▶ [Instructions to follow]
Make an exact copy of the records, dropping all pictures.

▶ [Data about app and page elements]
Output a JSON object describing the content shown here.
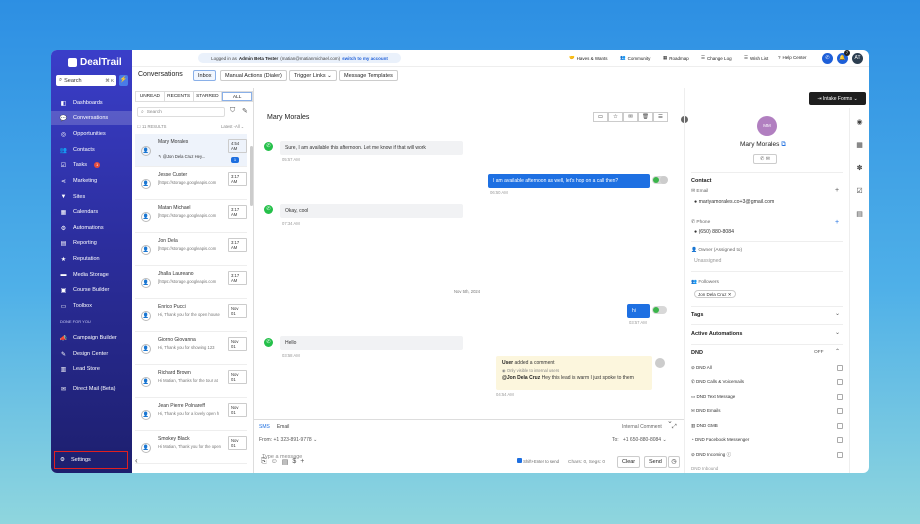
{
  "app": {
    "logo": "DealTrail",
    "search_placeholder": "Search",
    "search_kbd": "⌘ K"
  },
  "sidebar": {
    "items": [
      {
        "label": "Dashboards",
        "icon": "dashboard-icon"
      },
      {
        "label": "Conversations",
        "icon": "chat-icon",
        "active": true
      },
      {
        "label": "Opportunities",
        "icon": "target-icon"
      },
      {
        "label": "Contacts",
        "icon": "contacts-icon"
      },
      {
        "label": "Tasks",
        "icon": "tasks-icon",
        "badge": "1"
      },
      {
        "label": "Marketing",
        "icon": "share-icon"
      },
      {
        "label": "Sites",
        "icon": "sites-icon"
      },
      {
        "label": "Calendars",
        "icon": "calendar-icon"
      },
      {
        "label": "Automations",
        "icon": "automation-icon"
      },
      {
        "label": "Reporting",
        "icon": "chart-icon"
      },
      {
        "label": "Reputation",
        "icon": "star-icon"
      },
      {
        "label": "Media Storage",
        "icon": "folder-icon"
      },
      {
        "label": "Course Builder",
        "icon": "course-icon"
      },
      {
        "label": "Toolbox",
        "icon": "toolbox-icon"
      }
    ],
    "section_label": "DONE FOR YOU",
    "items2": [
      {
        "label": "Campaign Builder",
        "icon": "megaphone-icon"
      },
      {
        "label": "Design Center",
        "icon": "brush-icon"
      },
      {
        "label": "Lead Store",
        "icon": "store-icon"
      },
      {
        "label": "Direct Mail (Beta)",
        "icon": "mail-icon"
      }
    ],
    "settings": "Settings"
  },
  "topbar": {
    "logged_prefix": "Logged in as",
    "logged_user": "Admin Beta Tester",
    "logged_email": "(matian@matianmichael.com)",
    "switch": "switch to my account",
    "links": [
      "Haves & Wants",
      "Community",
      "Roadmap",
      "Change Log",
      "Wish List",
      "Help Center"
    ],
    "notif_count": "7",
    "avatar": "AT"
  },
  "conv": {
    "title": "Conversations",
    "tabs": [
      "Inbox",
      "Manual Actions (Dialer)",
      "Trigger Links",
      "Message Templates"
    ],
    "intake": "Intake Forms"
  },
  "list": {
    "filters": [
      "UNREAD",
      "RECENTS",
      "STARRED",
      "ALL"
    ],
    "search_placeholder": "Search",
    "results": "11 RESULTS",
    "sort": "Latest -All",
    "rows": [
      {
        "name": "Mary Morales",
        "preview": "@Jon Dela Cruz Hey...",
        "date": "4:54 AM",
        "count": "1"
      },
      {
        "name": "Jesse Custer",
        "preview": "[https://storage.googleapis.com",
        "date": "3:17 AM"
      },
      {
        "name": "Matan Michael",
        "preview": "[https://storage.googleapis.com",
        "date": "3:17 AM"
      },
      {
        "name": "Jon Dela",
        "preview": "[https://storage.googleapis.com",
        "date": "3:17 AM"
      },
      {
        "name": "Jhalla Laureano",
        "preview": "[https://storage.googleapis.com",
        "date": "3:17 AM"
      },
      {
        "name": "Enrico Pucci",
        "preview": "Hi, Thank you for the open house",
        "date": "Nov 01"
      },
      {
        "name": "Giorno Giovanna",
        "preview": "Hi, Thank you for showing 123",
        "date": "Nov 01"
      },
      {
        "name": "Richard Brown",
        "preview": "Hi Matian, Thanks for the tour at",
        "date": "Nov 01"
      },
      {
        "name": "Jean Pierre Polnareff",
        "preview": "Hi, Thank you for a lovely open h",
        "date": "Nov 01"
      },
      {
        "name": "Smokey Black",
        "preview": "Hi Matian, Thank you for the open",
        "date": "Nov 01"
      }
    ]
  },
  "chat": {
    "contact": "Mary Morales",
    "messages": [
      {
        "text": "Sure, I am available this afternoon. Let me know if that will work",
        "time": "05:57 AM"
      },
      {
        "text": "I am available afternoon as well, let's hop on a call then?",
        "time": "06:50 AM"
      },
      {
        "text": "Okay, cool",
        "time": "07:34 AM"
      },
      {
        "text": "hi",
        "time": "03:57 AM"
      },
      {
        "text": "Hello",
        "time": "03:58 AM"
      }
    ],
    "day_sep": "Nov 5th, 2024",
    "comment": {
      "user": "User",
      "action": "added a comment",
      "sub": "Only visible to internal users",
      "mention": "@Jon Dela Cruz",
      "body": "Hey this lead is warm I just spoke to them",
      "time": "04:54 AM"
    },
    "compose": {
      "tab_sms": "SMS",
      "tab_email": "Email",
      "internal": "Internal Comment",
      "from_label": "From:",
      "from": "+1 323-891-9778",
      "to_label": "To:",
      "to": "+1 650-880-8084",
      "placeholder": "Type a message",
      "shift": "Shift+Enter to send",
      "chars": "Chars: 0, Segs: 0",
      "clear": "Clear",
      "send": "Send"
    }
  },
  "right": {
    "initials": "MM",
    "name": "Mary Morales",
    "contact": "Contact",
    "email_label": "Email",
    "email": "mariyamorales.co+3@gmail.com",
    "phone_label": "Phone",
    "phone": "(650) 880-8084",
    "owner_label": "Owner (Assigned to)",
    "owner": "Unassigned",
    "followers_label": "Followers",
    "follower": "Jon Dela Cruz",
    "tags": "Tags",
    "active_automations": "Active Automations",
    "dnd": "DND",
    "dnd_state": "OFF",
    "dnd_items": [
      "DND All",
      "DND Calls & Voicemails",
      "DND Text Message",
      "DND Emails",
      "DND GMB",
      "DND Facebook Messenger",
      "DND Incoming"
    ],
    "extra": "DND Inbound"
  }
}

▶ [Answer to the problem]
Output a JSON object describing the content shown here.
{
  "app": {
    "logo": "DealTrail",
    "search_placeholder": "Search",
    "search_kbd": "⌘ K"
  },
  "sidebar": {
    "items": [
      {
        "label": "Dashboards",
        "icon": "dashboard-icon"
      },
      {
        "label": "Conversations",
        "icon": "chat-icon",
        "active": true
      },
      {
        "label": "Opportunities",
        "icon": "target-icon"
      },
      {
        "label": "Contacts",
        "icon": "contacts-icon"
      },
      {
        "label": "Tasks",
        "icon": "tasks-icon",
        "badge": "1"
      },
      {
        "label": "Marketing",
        "icon": "share-icon"
      },
      {
        "label": "Sites",
        "icon": "sites-icon"
      },
      {
        "label": "Calendars",
        "icon": "calendar-icon"
      },
      {
        "label": "Automations",
        "icon": "automation-icon"
      },
      {
        "label": "Reporting",
        "icon": "chart-icon"
      },
      {
        "label": "Reputation",
        "icon": "star-icon"
      },
      {
        "label": "Media Storage",
        "icon": "folder-icon"
      },
      {
        "label": "Course Builder",
        "icon": "course-icon"
      },
      {
        "label": "Toolbox",
        "icon": "toolbox-icon"
      }
    ],
    "section_label": "DONE FOR YOU",
    "items2": [
      {
        "label": "Campaign Builder",
        "icon": "megaphone-icon"
      },
      {
        "label": "Design Center",
        "icon": "brush-icon"
      },
      {
        "label": "Lead Store",
        "icon": "store-icon"
      },
      {
        "label": "Direct Mail (Beta)",
        "icon": "mail-icon"
      }
    ],
    "settings": "Settings"
  },
  "topbar": {
    "logged_prefix": "Logged in as",
    "logged_user": "Admin Beta Tester",
    "logged_email": "(matian@matianmichael.com)",
    "switch": "switch to my account",
    "links": [
      "Haves & Wants",
      "Community",
      "Roadmap",
      "Change Log",
      "Wish List",
      "Help Center"
    ],
    "notif_count": "7",
    "avatar": "AT"
  },
  "conv": {
    "title": "Conversations",
    "tabs": [
      "Inbox",
      "Manual Actions (Dialer)",
      "Trigger Links",
      "Message Templates"
    ],
    "intake": "Intake Forms"
  },
  "list": {
    "filters": [
      "UNREAD",
      "RECENTS",
      "STARRED",
      "ALL"
    ],
    "search_placeholder": "Search",
    "results": "11 RESULTS",
    "sort": "Latest -All",
    "rows": [
      {
        "name": "Mary Morales",
        "preview": "@Jon Dela Cruz Hey...",
        "date": "4:54 AM",
        "count": "1"
      },
      {
        "name": "Jesse Custer",
        "preview": "[https://storage.googleapis.com",
        "date": "3:17 AM"
      },
      {
        "name": "Matan Michael",
        "preview": "[https://storage.googleapis.com",
        "date": "3:17 AM"
      },
      {
        "name": "Jon Dela",
        "preview": "[https://storage.googleapis.com",
        "date": "3:17 AM"
      },
      {
        "name": "Jhalla Laureano",
        "preview": "[https://storage.googleapis.com",
        "date": "3:17 AM"
      },
      {
        "name": "Enrico Pucci",
        "preview": "Hi, Thank you for the open house",
        "date": "Nov 01"
      },
      {
        "name": "Giorno Giovanna",
        "preview": "Hi, Thank you for showing 123",
        "date": "Nov 01"
      },
      {
        "name": "Richard Brown",
        "preview": "Hi Matian, Thanks for the tour at",
        "date": "Nov 01"
      },
      {
        "name": "Jean Pierre Polnareff",
        "preview": "Hi, Thank you for a lovely open h",
        "date": "Nov 01"
      },
      {
        "name": "Smokey Black",
        "preview": "Hi Matian, Thank you for the open",
        "date": "Nov 01"
      }
    ]
  },
  "chat": {
    "contact": "Mary Morales",
    "messages": [
      {
        "text": "Sure, I am available this afternoon. Let me know if that will work",
        "time": "05:57 AM"
      },
      {
        "text": "I am available afternoon as well, let's hop on a call then?",
        "time": "06:50 AM"
      },
      {
        "text": "Okay, cool",
        "time": "07:34 AM"
      },
      {
        "text": "hi",
        "time": "03:57 AM"
      },
      {
        "text": "Hello",
        "time": "03:58 AM"
      }
    ],
    "day_sep": "Nov 5th, 2024",
    "comment": {
      "user": "User",
      "action": "added a comment",
      "sub": "Only visible to internal users",
      "mention": "@Jon Dela Cruz",
      "body": "Hey this lead is warm I just spoke to them",
      "time": "04:54 AM"
    },
    "compose": {
      "tab_sms": "SMS",
      "tab_email": "Email",
      "internal": "Internal Comment",
      "from_label": "From:",
      "from": "+1 323-891-9778",
      "to_label": "To:",
      "to": "+1 650-880-8084",
      "placeholder": "Type a message",
      "shift": "Shift+Enter to send",
      "chars": "Chars: 0, Segs: 0",
      "clear": "Clear",
      "send": "Send"
    }
  },
  "right": {
    "initials": "MM",
    "name": "Mary Morales",
    "contact": "Contact",
    "email_label": "Email",
    "email": "mariyamorales.co+3@gmail.com",
    "phone_label": "Phone",
    "phone": "(650) 880-8084",
    "owner_label": "Owner (Assigned to)",
    "owner": "Unassigned",
    "followers_label": "Followers",
    "follower": "Jon Dela Cruz",
    "tags": "Tags",
    "active_automations": "Active Automations",
    "dnd": "DND",
    "dnd_state": "OFF",
    "dnd_items": [
      "DND All",
      "DND Calls & Voicemails",
      "DND Text Message",
      "DND Emails",
      "DND GMB",
      "DND Facebook Messenger",
      "DND Incoming"
    ],
    "extra": "DND Inbound"
  }
}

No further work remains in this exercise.